Nothing ruins the experience of driving a really cool car than having it over-heat in front of hundreds of other cool-car owners.
Raising the hood as much for cooling as for showing off, we're soon joined by Ed Meyer, noted Boss 429 restorer and preservationist, who pulls out a camera and starts photographing various markings, stampings, and other factory-original details. He's known the car for a long time, noting that it's one of the best-preserved '70s in existence.
With the cruise over and the 40-year-old radiator filled with much-needed coolant, Mark and I head back to the hotel via Tulsa's famous cruising street, Peoria Avenue. With cooler evening temperatures and no traffic to contend with, the Boss 429 was a pleasure to drive.
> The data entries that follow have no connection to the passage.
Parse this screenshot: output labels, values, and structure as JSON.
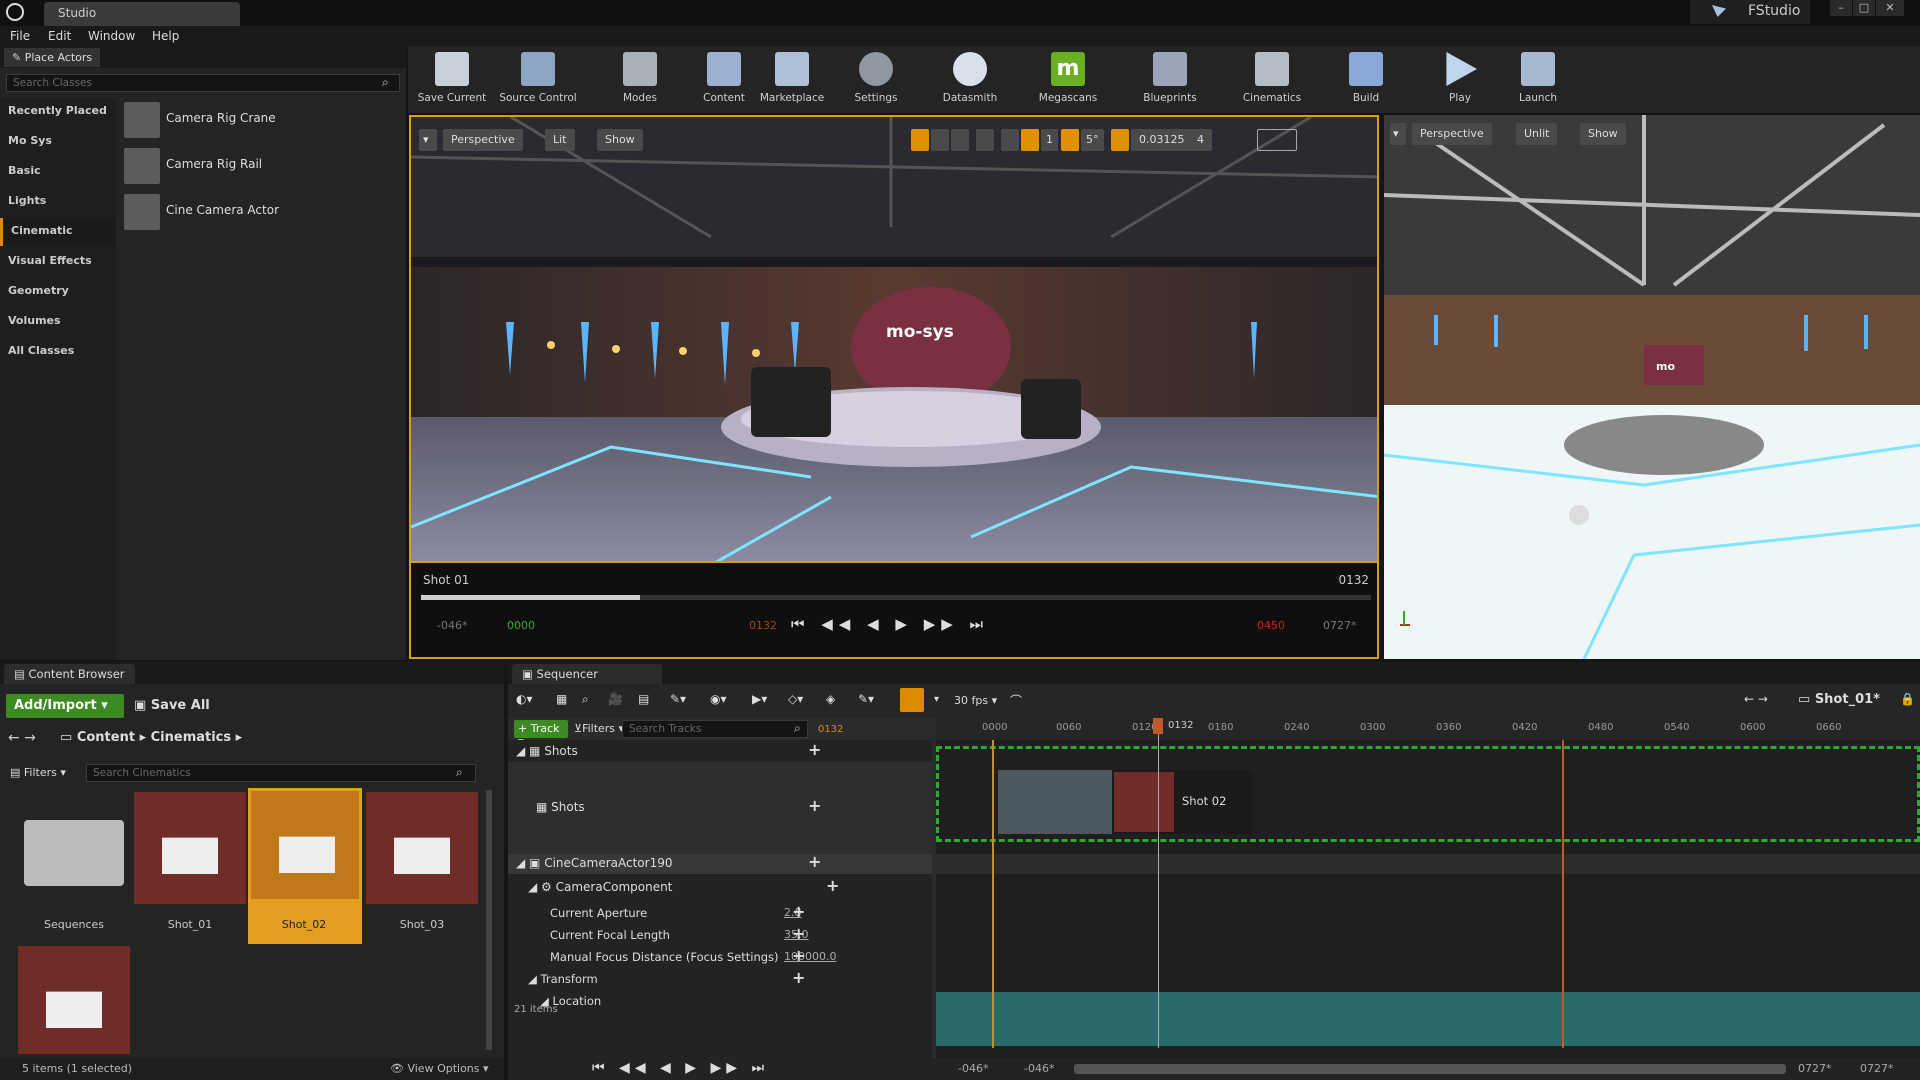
{
  "app": {
    "doc_tab": "Studio",
    "project": "FStudio"
  },
  "menu": [
    "File",
    "Edit",
    "Window",
    "Help"
  ],
  "place_actors": {
    "tab": "Place Actors",
    "search_placeholder": "Search Classes",
    "categories": [
      "Recently Placed",
      "Mo Sys",
      "Basic",
      "Lights",
      "Cinematic",
      "Visual Effects",
      "Geometry",
      "Volumes",
      "All Classes"
    ],
    "active_category": "Cinematic",
    "actors": [
      "Camera Rig Crane",
      "Camera Rig Rail",
      "Cine Camera Actor"
    ]
  },
  "toolbar": [
    {
      "label": "Save Current",
      "icon": "save-icon"
    },
    {
      "label": "Source Control",
      "icon": "source-control-icon"
    },
    {
      "label": "Modes",
      "icon": "modes-icon"
    },
    {
      "label": "Content",
      "icon": "content-icon"
    },
    {
      "label": "Marketplace",
      "icon": "marketplace-icon"
    },
    {
      "label": "Settings",
      "icon": "settings-icon"
    },
    {
      "label": "Datasmith",
      "icon": "datasmith-icon"
    },
    {
      "label": "Megascans",
      "icon": "megascans-icon"
    },
    {
      "label": "Blueprints",
      "icon": "blueprints-icon"
    },
    {
      "label": "Cinematics",
      "icon": "cinematics-icon"
    },
    {
      "label": "Build",
      "icon": "build-icon"
    },
    {
      "label": "Play",
      "icon": "play-icon"
    },
    {
      "label": "Launch",
      "icon": "launch-icon"
    }
  ],
  "viewport_main": {
    "perspective": "Perspective",
    "lit": "Lit",
    "show": "Show",
    "grid_size": "1",
    "angle": "5°",
    "scale": "0.03125",
    "cam_speed": "4",
    "logo_text": "mo-sys"
  },
  "player": {
    "shot": "Shot 01",
    "frame_right": "0132",
    "start": "-046*",
    "current": "0000",
    "mark": "0132",
    "end_red": "0450",
    "end": "0727*",
    "progress": 0.23
  },
  "viewport_side": {
    "perspective": "Perspective",
    "unlit": "Unlit",
    "show": "Show",
    "logo_text": "mo"
  },
  "content_browser": {
    "tab": "Content Browser",
    "add_import": "Add/Import",
    "save_all": "Save All",
    "path": [
      "Content",
      "Cinematics"
    ],
    "filters": "Filters",
    "search_placeholder": "Search Cinematics",
    "assets": [
      {
        "name": "Sequences",
        "type": "folder"
      },
      {
        "name": "Shot_01",
        "type": "sequence"
      },
      {
        "name": "Shot_02",
        "type": "sequence",
        "selected": true
      },
      {
        "name": "Shot_03",
        "type": "sequence"
      },
      {
        "name": "",
        "type": "sequence"
      }
    ],
    "status": "5 items (1 selected)",
    "view_options": "View Options"
  },
  "sequencer": {
    "tab": "Sequencer",
    "fps": "30 fps",
    "breadcrumb": "Shot_01*",
    "track_btn": "Track",
    "filters": "Filters",
    "search_placeholder": "Search Tracks",
    "current_frame": "0132",
    "tracks": {
      "shots_folder": "Shots",
      "shots_track": "Shots",
      "camera_actor": "CineCameraActor190",
      "camera_component": "CameraComponent",
      "props": [
        {
          "label": "Current Aperture",
          "value": "2.8"
        },
        {
          "label": "Current Focal Length",
          "value": "35.0"
        },
        {
          "label": "Manual Focus Distance (Focus Settings)",
          "value": "100000.0"
        }
      ],
      "transform": "Transform",
      "location": "Location",
      "items_count": "21 items"
    },
    "ruler": [
      "0000",
      "0060",
      "0120",
      "0180",
      "0240",
      "0300",
      "0360",
      "0420",
      "0480",
      "0540",
      "0600",
      "0660"
    ],
    "playhead_label": "0132",
    "shot_clip": "Shot 02",
    "range_start": "-046*",
    "range_start2": "-046*",
    "range_end": "0727*",
    "range_end2": "0727*"
  }
}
I check the fuel gauge and hope that it's as inaccurate as the temperature gauge. Mark notes that the clock, positioned right in front of him on the passenger side, works intermittently; we both recall that those clocks did the same thing in the 1970s.
With traffic thinning, I finally get a chance to put my foot into the Holley four-barrel. From a rolling First gear start, I'm rewarded with lots of tire spin, followed by more protests from the old T/As as I slam into Second. Obviously, the 37-year-old tires are not up to the task of handling the Boss 429's power. With 375 hp and factory 3.91:1 gears, we need drag slicks for any chance of traction.
I get another shot at the Boss 429 later in the week, this time with less traffic and Wicks in the passenger seat as witness to any possible damage I might inflict upon his rare, super-valuable Mustang. But again, I can't get the big Boss to hook up on the old tires. Wicks and I swap seats, much to my relief because if anyone is going to be responsible for blowing up the engine or veering off into a ditch, I prefer it to be the car owner. Wicks begins his banzai run from a rolling start. The tires squeal, but we're picking up momentum. More tire spin in Second. In Third, I can finally feel the expected rush from a 429 big-block equipped with racing heads and solid-lifter cam. This thing is strong.
Many car magazines from the late 1960s were disappointed with the Boss 429's performance. Perhaps they were expecting more from a race-inspired engine in a relatively lightweight Mustang. In my short street experience with Wicks' Boss 429, I learned that it has plenty of low-speed torque, unexpected good street manners, and a ton of high rpm power. For a 40-year-old survivor, Wicks' Boss 429 was impressive-although it could've used some better tires and a new radiator.